Thursday, July 12, 2007
Wired reports: [edited]
NA passed down through generations of mothers could help answer big questions about the human journey across continents, thanks to a massive new database created by the The Genographic Project.
The project has already yielded some provocative evidence about modern humans' interactions with Neanderthals. The DNA data shows no evidence of mutations known to be common in Neanderthals, which suggests that modern humans - at least those of European descent -- may not have mated with the long-extinct humans.
"We don't see any Neanderthal lineages in the European gene pool," said Spencer Wells, a population geneticist and director of the Genographic Project. "It would be my guess that there was no interbreeding. I can’t imagine that humans and Neanderthals didn't give it a try - maybe they formed infertile offspring. But it's speculative."
The database is the tip of the iceberg for a burgeoning field of science called genetic anthropology, which involves combining DNA data with physical evidence and histories of past civilizations. The database contains more samples than in any previous collection of its kind. As scientists study it further, they expect a detailed history of human migration in Europe will emerge.
Researchers collected mitochondrial DNA, or mtDNA, from nearly 80,000 people, who received a report on how their ancestors came to live where they live.
The scientists analyzed mutations in the samples, which came mostly from people of European descent who could afford the $100 fee (another somewhat controversial arm of the project is analyzing mtDNA mutations in indigenous people).
IBM and the National Geographic Society launched the $40 million project in 2005. The database will become publicly available Friday, and the researchers published their first results in the open-access journal PLoS Genetics.
While many scientists believe the new information will be a boon for research, others take issue with the Genographic Project's methods.
The scientists partially analyzed many mutations in nearly 80,000 samples. Instead, said Hans Bandelt of the University of Hamburg, one of the world's foremost mtDNA experts, it would have been more useful to completely sequence a smaller number of samples to get a more complete picture of mutations that have emerged since the Ice Age.
"For the time span of 15,000 to 5,000 years ago, where additional information is badly needed, the genographers can hardly offer anything useful," said Bandelt.
But Stanford University population geneticist Peter Underhill said whole mtDNA-genome sequencing is too expensive.
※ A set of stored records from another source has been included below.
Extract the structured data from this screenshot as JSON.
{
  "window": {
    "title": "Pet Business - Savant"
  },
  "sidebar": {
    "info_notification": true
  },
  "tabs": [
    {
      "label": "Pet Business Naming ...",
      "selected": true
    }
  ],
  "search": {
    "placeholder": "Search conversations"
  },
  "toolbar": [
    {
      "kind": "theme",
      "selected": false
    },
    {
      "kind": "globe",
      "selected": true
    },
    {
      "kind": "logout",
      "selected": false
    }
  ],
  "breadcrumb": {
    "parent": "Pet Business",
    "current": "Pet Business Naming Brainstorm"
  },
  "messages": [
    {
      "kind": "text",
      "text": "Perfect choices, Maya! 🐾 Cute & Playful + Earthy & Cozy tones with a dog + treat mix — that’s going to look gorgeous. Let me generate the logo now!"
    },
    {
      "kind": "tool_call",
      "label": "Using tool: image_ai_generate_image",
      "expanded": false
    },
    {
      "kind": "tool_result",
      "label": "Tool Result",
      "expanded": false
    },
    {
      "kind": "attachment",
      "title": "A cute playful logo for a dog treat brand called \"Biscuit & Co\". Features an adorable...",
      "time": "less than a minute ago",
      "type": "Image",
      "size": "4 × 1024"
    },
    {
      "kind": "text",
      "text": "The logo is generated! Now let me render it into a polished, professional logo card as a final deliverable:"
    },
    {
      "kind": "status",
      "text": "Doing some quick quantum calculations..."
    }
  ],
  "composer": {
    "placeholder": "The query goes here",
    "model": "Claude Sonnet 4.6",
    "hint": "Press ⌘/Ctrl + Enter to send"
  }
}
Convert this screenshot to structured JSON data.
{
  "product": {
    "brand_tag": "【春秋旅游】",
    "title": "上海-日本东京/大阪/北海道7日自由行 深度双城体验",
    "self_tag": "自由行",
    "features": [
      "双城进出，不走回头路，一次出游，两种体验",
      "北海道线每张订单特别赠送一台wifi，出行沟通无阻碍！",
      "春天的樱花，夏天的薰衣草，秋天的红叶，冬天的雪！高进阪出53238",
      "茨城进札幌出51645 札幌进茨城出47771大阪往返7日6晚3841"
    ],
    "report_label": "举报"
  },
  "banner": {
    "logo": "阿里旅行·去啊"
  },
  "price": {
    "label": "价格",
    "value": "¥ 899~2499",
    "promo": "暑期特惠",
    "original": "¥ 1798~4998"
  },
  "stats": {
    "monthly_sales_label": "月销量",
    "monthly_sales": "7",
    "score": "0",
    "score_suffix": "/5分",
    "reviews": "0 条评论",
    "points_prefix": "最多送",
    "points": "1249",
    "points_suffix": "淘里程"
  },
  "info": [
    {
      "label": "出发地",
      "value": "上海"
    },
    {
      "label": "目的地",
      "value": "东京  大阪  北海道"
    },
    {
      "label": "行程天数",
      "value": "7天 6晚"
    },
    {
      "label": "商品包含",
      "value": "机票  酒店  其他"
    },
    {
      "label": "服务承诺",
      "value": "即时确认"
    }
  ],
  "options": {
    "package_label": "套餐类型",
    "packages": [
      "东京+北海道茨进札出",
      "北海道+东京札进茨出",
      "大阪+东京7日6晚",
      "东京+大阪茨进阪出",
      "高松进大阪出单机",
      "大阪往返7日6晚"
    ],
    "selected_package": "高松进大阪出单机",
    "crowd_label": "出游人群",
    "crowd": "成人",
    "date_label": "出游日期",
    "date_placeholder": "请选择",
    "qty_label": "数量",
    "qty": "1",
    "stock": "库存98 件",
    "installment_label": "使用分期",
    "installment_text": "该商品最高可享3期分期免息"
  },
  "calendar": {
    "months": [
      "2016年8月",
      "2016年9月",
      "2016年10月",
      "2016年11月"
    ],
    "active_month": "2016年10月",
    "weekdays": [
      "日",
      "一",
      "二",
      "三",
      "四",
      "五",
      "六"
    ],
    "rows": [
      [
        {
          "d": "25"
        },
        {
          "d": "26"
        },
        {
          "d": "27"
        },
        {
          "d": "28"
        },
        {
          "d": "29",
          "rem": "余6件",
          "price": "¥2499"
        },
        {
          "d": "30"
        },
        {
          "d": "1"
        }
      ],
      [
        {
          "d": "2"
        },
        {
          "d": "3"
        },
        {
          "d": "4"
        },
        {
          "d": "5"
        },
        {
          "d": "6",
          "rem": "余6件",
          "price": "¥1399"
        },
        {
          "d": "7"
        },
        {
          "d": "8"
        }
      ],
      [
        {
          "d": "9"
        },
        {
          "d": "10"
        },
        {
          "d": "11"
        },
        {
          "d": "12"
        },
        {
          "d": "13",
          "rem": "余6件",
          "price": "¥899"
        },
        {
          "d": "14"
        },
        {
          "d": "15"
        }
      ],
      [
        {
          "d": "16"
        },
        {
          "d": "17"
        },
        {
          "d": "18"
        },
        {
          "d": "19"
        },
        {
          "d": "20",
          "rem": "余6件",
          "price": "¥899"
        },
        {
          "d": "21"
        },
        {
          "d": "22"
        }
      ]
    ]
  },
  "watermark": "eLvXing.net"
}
As the project adds information about indigenous people, he added, the database will become even more powerful.
"If you couple their strategy with a breathtaking inventory of DNA samples," Underhill said, "then you've got a powerful, high-definition image of the genetic landscape."